“No, the president gave a direct answer to a direct question,” Press Secretary Jen Psaki said when asked by reporters whether there was any regret over Biden’s comment.

In the latest diplomatic crisis stoked by Biden since acquiring the presidency, US President said in a televised interview that Putin is a “killer” when questioned about the Russian President’s role in the alleged poisoning of opposition leader Alexei Navalny.

Biden also attacked Putin after a US intelligence report stated that Russian leader ‘authorized’ meddling in 2020 US elections and said he will “pay a price.”

Denouncing the comments made by Biden during the Wednesday interview Russian President Vladimir Putin on March 18 said in televised remarks that it “takes one to know one”.

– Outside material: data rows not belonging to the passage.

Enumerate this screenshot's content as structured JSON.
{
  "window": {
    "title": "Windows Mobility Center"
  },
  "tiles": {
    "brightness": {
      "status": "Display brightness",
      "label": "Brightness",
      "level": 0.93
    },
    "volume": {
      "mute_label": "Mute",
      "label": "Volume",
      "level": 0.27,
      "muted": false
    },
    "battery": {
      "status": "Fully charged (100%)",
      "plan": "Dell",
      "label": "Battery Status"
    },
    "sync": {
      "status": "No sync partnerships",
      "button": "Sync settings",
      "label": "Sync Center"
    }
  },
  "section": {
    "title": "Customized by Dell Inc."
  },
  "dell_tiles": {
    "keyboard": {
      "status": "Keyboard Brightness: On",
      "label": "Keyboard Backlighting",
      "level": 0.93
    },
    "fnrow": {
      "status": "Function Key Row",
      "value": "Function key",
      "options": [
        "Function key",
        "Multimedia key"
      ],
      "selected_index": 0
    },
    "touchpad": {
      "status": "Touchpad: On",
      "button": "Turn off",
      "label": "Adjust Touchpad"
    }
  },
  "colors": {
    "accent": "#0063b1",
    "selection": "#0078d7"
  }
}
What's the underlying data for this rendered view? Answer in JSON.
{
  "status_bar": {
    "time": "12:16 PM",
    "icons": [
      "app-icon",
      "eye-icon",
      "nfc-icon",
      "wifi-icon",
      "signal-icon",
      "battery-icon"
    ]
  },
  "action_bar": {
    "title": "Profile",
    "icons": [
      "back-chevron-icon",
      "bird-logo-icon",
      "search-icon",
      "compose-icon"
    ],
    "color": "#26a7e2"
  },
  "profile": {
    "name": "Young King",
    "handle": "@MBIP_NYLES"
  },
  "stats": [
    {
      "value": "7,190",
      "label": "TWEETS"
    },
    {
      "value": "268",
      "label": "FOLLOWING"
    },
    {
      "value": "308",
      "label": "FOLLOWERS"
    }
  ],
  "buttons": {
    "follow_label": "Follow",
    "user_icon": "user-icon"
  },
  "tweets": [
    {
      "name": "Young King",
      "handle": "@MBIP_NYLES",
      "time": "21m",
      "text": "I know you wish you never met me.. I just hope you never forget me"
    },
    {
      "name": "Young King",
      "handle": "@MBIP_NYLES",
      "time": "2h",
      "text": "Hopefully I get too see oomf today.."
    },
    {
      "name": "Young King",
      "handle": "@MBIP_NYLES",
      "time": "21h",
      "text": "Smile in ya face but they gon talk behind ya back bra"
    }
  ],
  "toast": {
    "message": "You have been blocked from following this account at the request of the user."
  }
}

Responding to Biden, Vladimir Putin said, “We always see in another person our own qualities and think that he is the same as us” before adding that Moscow would never sever ties with Washington but would work with the United States on terms that are “beneficial” to Russia. Putin also said, “I would say to him: I wish you good health.”

Read Also: Putin replies Biden ‘killer’ comment says it ‘Takes one to know one’

While Putin chose a subtle dig at Biden, other senior Russian lawmakers were comparatively more confrontational.

Konstantin Kosachyov, the deputy speaker of Russia’s upper house of the parliament took to Facebook on Thursday and demanded an apology from the US President for his “boorish” allegations.

He wrote on social media, “This kind of statement is not acceptable under any circumstances and inevitably sharpen our bilateral relations… I suspect, not the last unless there is an explanation and apology from the American side.”

Olga Lautman, a Russia and Ukraine researcher who has assisted authors like Craig Unger and Malolm Nance, described Putin’s comments as having “multiple purposes.”

“One is a veiled threat using typical mafia language,” Lautman told Forbes.

“The other is a distraction tactic to have everyone talking about what Putin meant while distracting from the actual panic setting in [at] the Kremlin due to sanctions and any further punishment by the White House.”